(TRY IT): Omit the images. Restate all of the records word for word.

(SUPPLIED INFORMATION):
↓

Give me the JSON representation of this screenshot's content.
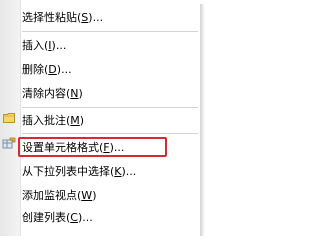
{
  "menu": {
    "items": [
      {
        "prefix": "选择性粘贴(",
        "key": "S",
        "suffix": ")..."
      },
      {
        "prefix": "插入(",
        "key": "I",
        "suffix": ")..."
      },
      {
        "prefix": "删除(",
        "key": "D",
        "suffix": ")..."
      },
      {
        "prefix": "清除内容(",
        "key": "N",
        "suffix": ")"
      },
      {
        "prefix": "插入批注(",
        "key": "M",
        "suffix": ")"
      },
      {
        "prefix": "设置单元格格式(",
        "key": "F",
        "suffix": ")..."
      },
      {
        "prefix": "从下拉列表中选择(",
        "key": "K",
        "suffix": ")..."
      },
      {
        "prefix": "添加监视点(",
        "key": "W",
        "suffix": ")"
      },
      {
        "prefix": "创建列表(",
        "key": "C",
        "suffix": ")..."
      }
    ]
  },
  "highlight": {
    "color": "#d52b34"
  },
  "icons": {
    "comment": "comment-note-icon",
    "format": "format-cells-icon"
  }
}
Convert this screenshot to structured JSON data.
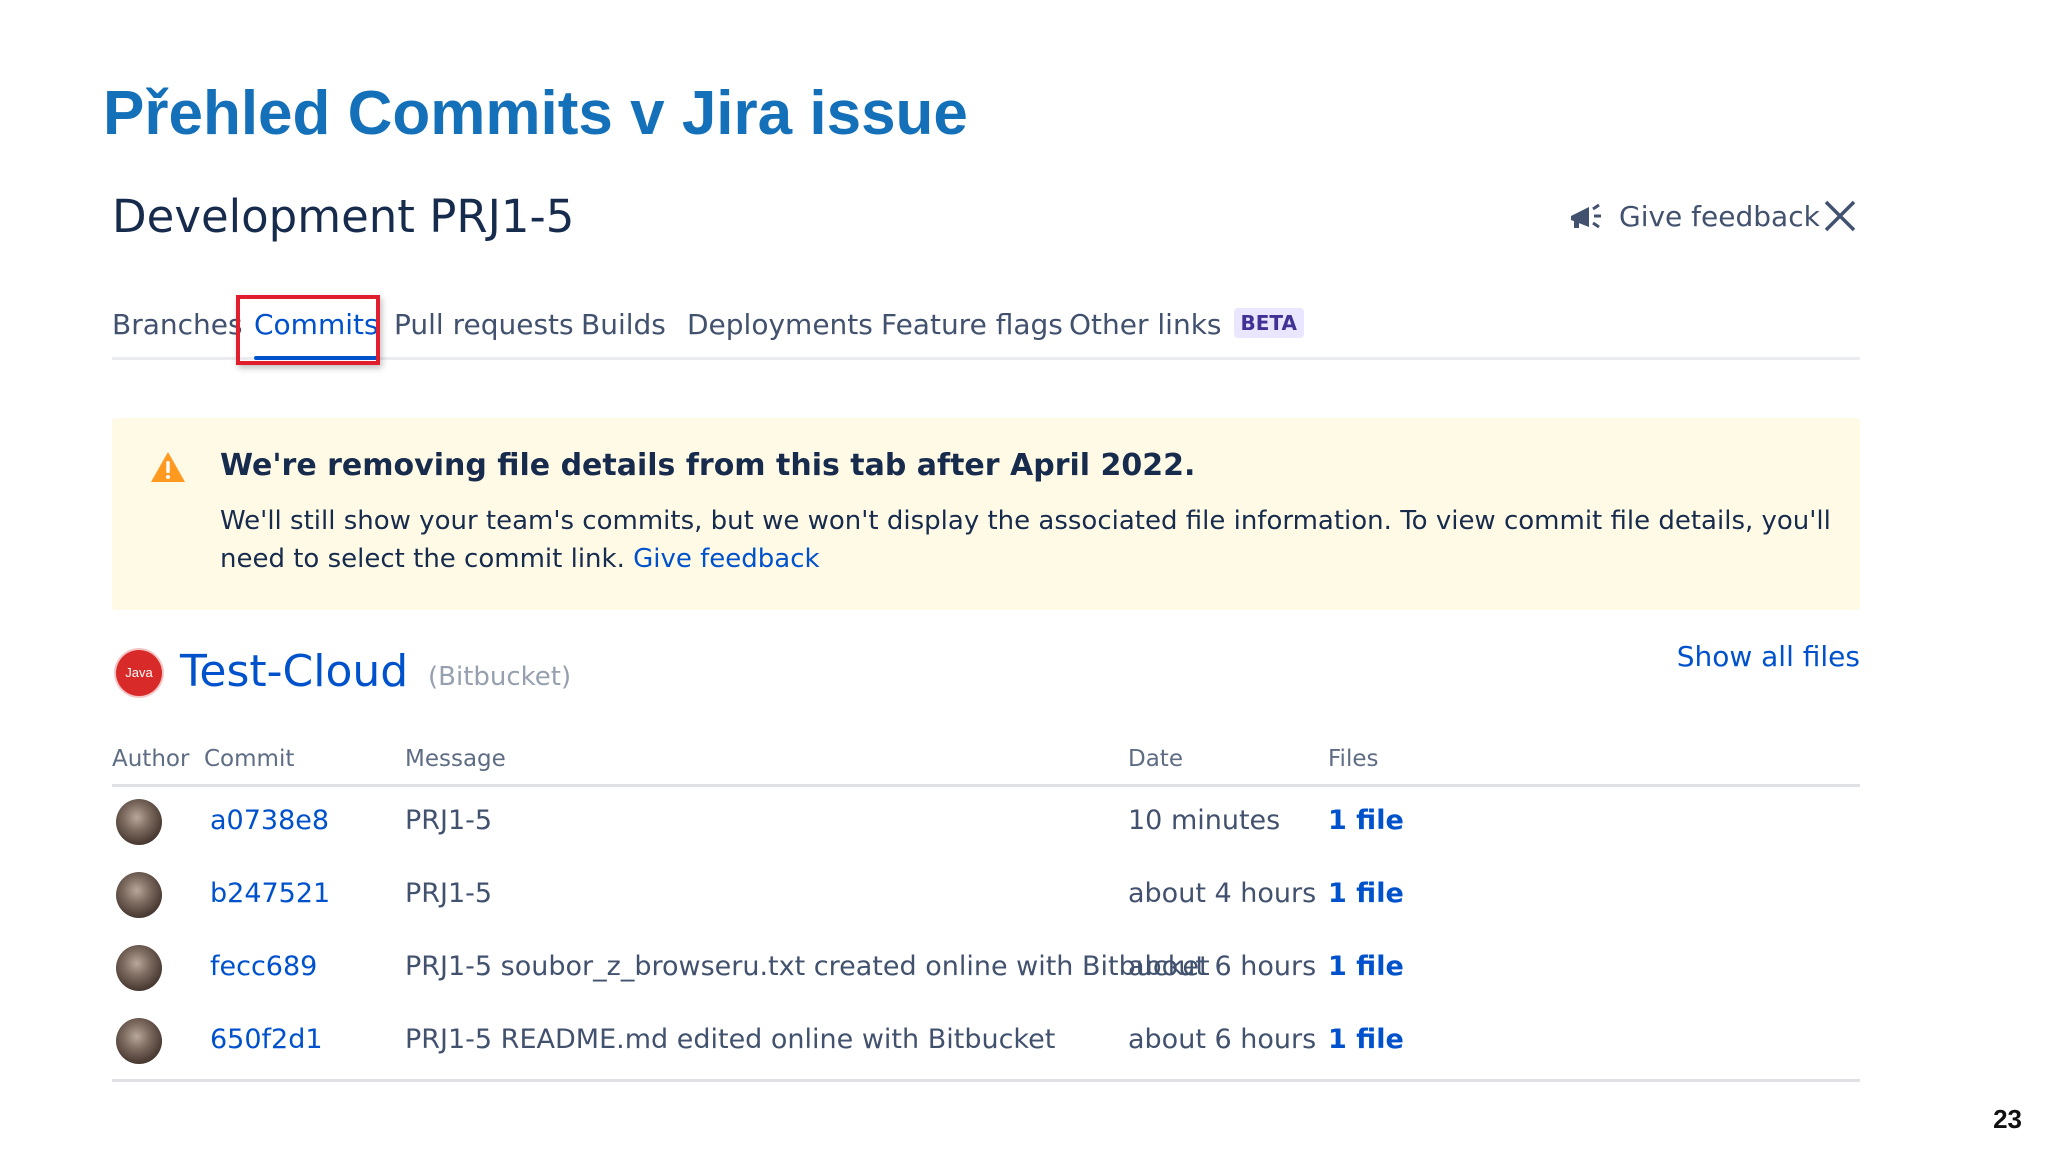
{
  "slide": {
    "title": "Přehled Commits v Jira issue",
    "page_number": "23"
  },
  "panel": {
    "title": "Development PRJ1-5",
    "feedback_label": "Give feedback"
  },
  "tabs": [
    {
      "label": "Branches"
    },
    {
      "label": "Commits",
      "active": true
    },
    {
      "label": "Pull requests"
    },
    {
      "label": "Builds"
    },
    {
      "label": "Deployments"
    },
    {
      "label": "Feature flags"
    },
    {
      "label": "Other links",
      "badge": "BETA"
    }
  ],
  "warning": {
    "title": "We're removing file details from this tab after April 2022.",
    "body": "We'll still show your team's commits, but we won't display the associated file information. To view commit file details, you'll need to select the commit link.",
    "link": "Give feedback"
  },
  "repository": {
    "avatar_text": "Java",
    "name": "Test-Cloud",
    "source": "(Bitbucket)",
    "show_all_label": "Show all files"
  },
  "table": {
    "headers": {
      "author": "Author",
      "commit": "Commit",
      "message": "Message",
      "date": "Date",
      "files": "Files"
    },
    "rows": [
      {
        "commit": "a0738e8",
        "message": "PRJ1-5",
        "date": "10 minutes",
        "files": "1 file"
      },
      {
        "commit": "b247521",
        "message": "PRJ1-5",
        "date": "about 4 hours",
        "files": "1 file"
      },
      {
        "commit": "fecc689",
        "message": "PRJ1-5 soubor_z_browseru.txt created online with Bitbucket",
        "date": "about 6 hours",
        "files": "1 file"
      },
      {
        "commit": "650f2d1",
        "message": "PRJ1-5 README.md edited online with Bitbucket",
        "date": "about 6 hours",
        "files": "1 file"
      }
    ]
  },
  "colors": {
    "slide_title": "#1470b8",
    "link": "#0052cc",
    "warning_bg": "#fffae6",
    "highlight_border": "#e01e2e"
  }
}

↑

(EXERCISE RESULT):
Give me the JSON representation of this screenshot's content.
{
  "menu": {
    "items": [
      {
        "prefix": "选择性粘贴(",
        "key": "S",
        "suffix": ")..."
      },
      {
        "prefix": "插入(",
        "key": "I",
        "suffix": ")..."
      },
      {
        "prefix": "删除(",
        "key": "D",
        "suffix": ")..."
      },
      {
        "prefix": "清除内容(",
        "key": "N",
        "suffix": ")"
      },
      {
        "prefix": "插入批注(",
        "key": "M",
        "suffix": ")"
      },
      {
        "prefix": "设置单元格格式(",
        "key": "F",
        "suffix": ")..."
      },
      {
        "prefix": "从下拉列表中选择(",
        "key": "K",
        "suffix": ")..."
      },
      {
        "prefix": "添加监视点(",
        "key": "W",
        "suffix": ")"
      },
      {
        "prefix": "创建列表(",
        "key": "C",
        "suffix": ")..."
      }
    ]
  },
  "highlight": {
    "color": "#d52b34"
  },
  "icons": {
    "comment": "comment-note-icon",
    "format": "format-cells-icon"
  }
}
Convert this screenshot to structured JSON data.
{
  "slide": {
    "title": "Přehled Commits v Jira issue",
    "page_number": "23"
  },
  "panel": {
    "title": "Development PRJ1-5",
    "feedback_label": "Give feedback"
  },
  "tabs": [
    {
      "label": "Branches"
    },
    {
      "label": "Commits",
      "active": true
    },
    {
      "label": "Pull requests"
    },
    {
      "label": "Builds"
    },
    {
      "label": "Deployments"
    },
    {
      "label": "Feature flags"
    },
    {
      "label": "Other links",
      "badge": "BETA"
    }
  ],
  "warning": {
    "title": "We're removing file details from this tab after April 2022.",
    "body": "We'll still show your team's commits, but we won't display the associated file information. To view commit file details, you'll need to select the commit link.",
    "link": "Give feedback"
  },
  "repository": {
    "avatar_text": "Java",
    "name": "Test-Cloud",
    "source": "(Bitbucket)",
    "show_all_label": "Show all files"
  },
  "table": {
    "headers": {
      "author": "Author",
      "commit": "Commit",
      "message": "Message",
      "date": "Date",
      "files": "Files"
    },
    "rows": [
      {
        "commit": "a0738e8",
        "message": "PRJ1-5",
        "date": "10 minutes",
        "files": "1 file"
      },
      {
        "commit": "b247521",
        "message": "PRJ1-5",
        "date": "about 4 hours",
        "files": "1 file"
      },
      {
        "commit": "fecc689",
        "message": "PRJ1-5 soubor_z_browseru.txt created online with Bitbucket",
        "date": "about 6 hours",
        "files": "1 file"
      },
      {
        "commit": "650f2d1",
        "message": "PRJ1-5 README.md edited online with Bitbucket",
        "date": "about 6 hours",
        "files": "1 file"
      }
    ]
  },
  "colors": {
    "slide_title": "#1470b8",
    "link": "#0052cc",
    "warning_bg": "#fffae6",
    "highlight_border": "#e01e2e"
  }
}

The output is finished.